- _Prompt_
Nothing in the entries should be altered. Write them out in full.

START Records shown

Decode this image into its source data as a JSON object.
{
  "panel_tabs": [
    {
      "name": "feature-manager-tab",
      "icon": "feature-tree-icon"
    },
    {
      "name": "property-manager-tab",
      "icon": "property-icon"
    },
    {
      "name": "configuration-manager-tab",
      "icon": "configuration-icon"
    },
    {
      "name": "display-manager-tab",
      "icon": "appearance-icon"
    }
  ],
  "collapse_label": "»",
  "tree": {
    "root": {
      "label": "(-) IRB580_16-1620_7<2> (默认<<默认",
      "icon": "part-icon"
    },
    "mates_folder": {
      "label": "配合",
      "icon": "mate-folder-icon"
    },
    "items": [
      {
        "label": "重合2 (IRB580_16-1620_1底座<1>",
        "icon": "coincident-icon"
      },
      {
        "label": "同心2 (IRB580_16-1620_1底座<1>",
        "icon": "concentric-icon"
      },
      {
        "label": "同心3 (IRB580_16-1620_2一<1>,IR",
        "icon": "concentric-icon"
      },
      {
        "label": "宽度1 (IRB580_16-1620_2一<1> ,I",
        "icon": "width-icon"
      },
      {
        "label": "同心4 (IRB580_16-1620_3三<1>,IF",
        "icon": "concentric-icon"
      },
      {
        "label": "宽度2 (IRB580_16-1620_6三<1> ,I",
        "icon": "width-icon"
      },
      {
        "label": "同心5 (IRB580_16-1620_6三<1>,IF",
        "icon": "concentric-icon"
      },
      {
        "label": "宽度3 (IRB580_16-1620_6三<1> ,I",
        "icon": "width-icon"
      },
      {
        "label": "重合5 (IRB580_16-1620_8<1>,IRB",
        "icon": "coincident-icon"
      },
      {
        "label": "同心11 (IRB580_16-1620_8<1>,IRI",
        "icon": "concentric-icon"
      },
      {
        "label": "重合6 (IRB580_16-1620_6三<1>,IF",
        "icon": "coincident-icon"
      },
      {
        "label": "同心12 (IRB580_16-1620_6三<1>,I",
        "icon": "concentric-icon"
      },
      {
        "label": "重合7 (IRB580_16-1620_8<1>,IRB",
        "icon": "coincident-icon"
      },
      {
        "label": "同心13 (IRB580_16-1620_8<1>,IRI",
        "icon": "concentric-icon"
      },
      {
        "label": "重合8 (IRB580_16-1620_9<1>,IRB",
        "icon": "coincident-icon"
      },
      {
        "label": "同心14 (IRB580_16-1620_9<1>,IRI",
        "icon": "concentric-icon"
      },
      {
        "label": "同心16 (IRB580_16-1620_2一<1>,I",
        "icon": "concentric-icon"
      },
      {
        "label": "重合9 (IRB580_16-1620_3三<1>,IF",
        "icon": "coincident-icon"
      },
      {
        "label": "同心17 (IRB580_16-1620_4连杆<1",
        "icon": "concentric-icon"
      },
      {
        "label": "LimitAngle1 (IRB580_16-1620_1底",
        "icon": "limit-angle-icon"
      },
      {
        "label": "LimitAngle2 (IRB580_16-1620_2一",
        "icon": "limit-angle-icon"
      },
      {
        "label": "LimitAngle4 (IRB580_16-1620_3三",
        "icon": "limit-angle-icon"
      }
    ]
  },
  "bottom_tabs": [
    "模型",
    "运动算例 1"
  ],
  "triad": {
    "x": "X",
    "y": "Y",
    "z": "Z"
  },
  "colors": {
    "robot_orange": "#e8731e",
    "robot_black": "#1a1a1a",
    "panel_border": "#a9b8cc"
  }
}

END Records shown

- _Written solution_
Decode this image into its source data as a JSON object.
{
  "panel_tabs": [
    {
      "name": "feature-manager-tab",
      "icon": "feature-tree-icon"
    },
    {
      "name": "property-manager-tab",
      "icon": "property-icon"
    },
    {
      "name": "configuration-manager-tab",
      "icon": "configuration-icon"
    },
    {
      "name": "display-manager-tab",
      "icon": "appearance-icon"
    }
  ],
  "collapse_label": "»",
  "tree": {
    "root": {
      "label": "(-) IRB580_16-1620_7<2> (默认<<默认",
      "icon": "part-icon"
    },
    "mates_folder": {
      "label": "配合",
      "icon": "mate-folder-icon"
    },
    "items": [
      {
        "label": "重合2 (IRB580_16-1620_1底座<1>",
        "icon": "coincident-icon"
      },
      {
        "label": "同心2 (IRB580_16-1620_1底座<1>",
        "icon": "concentric-icon"
      },
      {
        "label": "同心3 (IRB580_16-1620_2一<1>,IR",
        "icon": "concentric-icon"
      },
      {
        "label": "宽度1 (IRB580_16-1620_2一<1> ,I",
        "icon": "width-icon"
      },
      {
        "label": "同心4 (IRB580_16-1620_3三<1>,IF",
        "icon": "concentric-icon"
      },
      {
        "label": "宽度2 (IRB580_16-1620_6三<1> ,I",
        "icon": "width-icon"
      },
      {
        "label": "同心5 (IRB580_16-1620_6三<1>,IF",
        "icon": "concentric-icon"
      },
      {
        "label": "宽度3 (IRB580_16-1620_6三<1> ,I",
        "icon": "width-icon"
      },
      {
        "label": "重合5 (IRB580_16-1620_8<1>,IRB",
        "icon": "coincident-icon"
      },
      {
        "label": "同心11 (IRB580_16-1620_8<1>,IRI",
        "icon": "concentric-icon"
      },
      {
        "label": "重合6 (IRB580_16-1620_6三<1>,IF",
        "icon": "coincident-icon"
      },
      {
        "label": "同心12 (IRB580_16-1620_6三<1>,I",
        "icon": "concentric-icon"
      },
      {
        "label": "重合7 (IRB580_16-1620_8<1>,IRB",
        "icon": "coincident-icon"
      },
      {
        "label": "同心13 (IRB580_16-1620_8<1>,IRI",
        "icon": "concentric-icon"
      },
      {
        "label": "重合8 (IRB580_16-1620_9<1>,IRB",
        "icon": "coincident-icon"
      },
      {
        "label": "同心14 (IRB580_16-1620_9<1>,IRI",
        "icon": "concentric-icon"
      },
      {
        "label": "同心16 (IRB580_16-1620_2一<1>,I",
        "icon": "concentric-icon"
      },
      {
        "label": "重合9 (IRB580_16-1620_3三<1>,IF",
        "icon": "coincident-icon"
      },
      {
        "label": "同心17 (IRB580_16-1620_4连杆<1",
        "icon": "concentric-icon"
      },
      {
        "label": "LimitAngle1 (IRB580_16-1620_1底",
        "icon": "limit-angle-icon"
      },
      {
        "label": "LimitAngle2 (IRB580_16-1620_2一",
        "icon": "limit-angle-icon"
      },
      {
        "label": "LimitAngle4 (IRB580_16-1620_3三",
        "icon": "limit-angle-icon"
      }
    ]
  },
  "bottom_tabs": [
    "模型",
    "运动算例 1"
  ],
  "triad": {
    "x": "X",
    "y": "Y",
    "z": "Z"
  },
  "colors": {
    "robot_orange": "#e8731e",
    "robot_black": "#1a1a1a",
    "panel_border": "#a9b8cc"
  }
}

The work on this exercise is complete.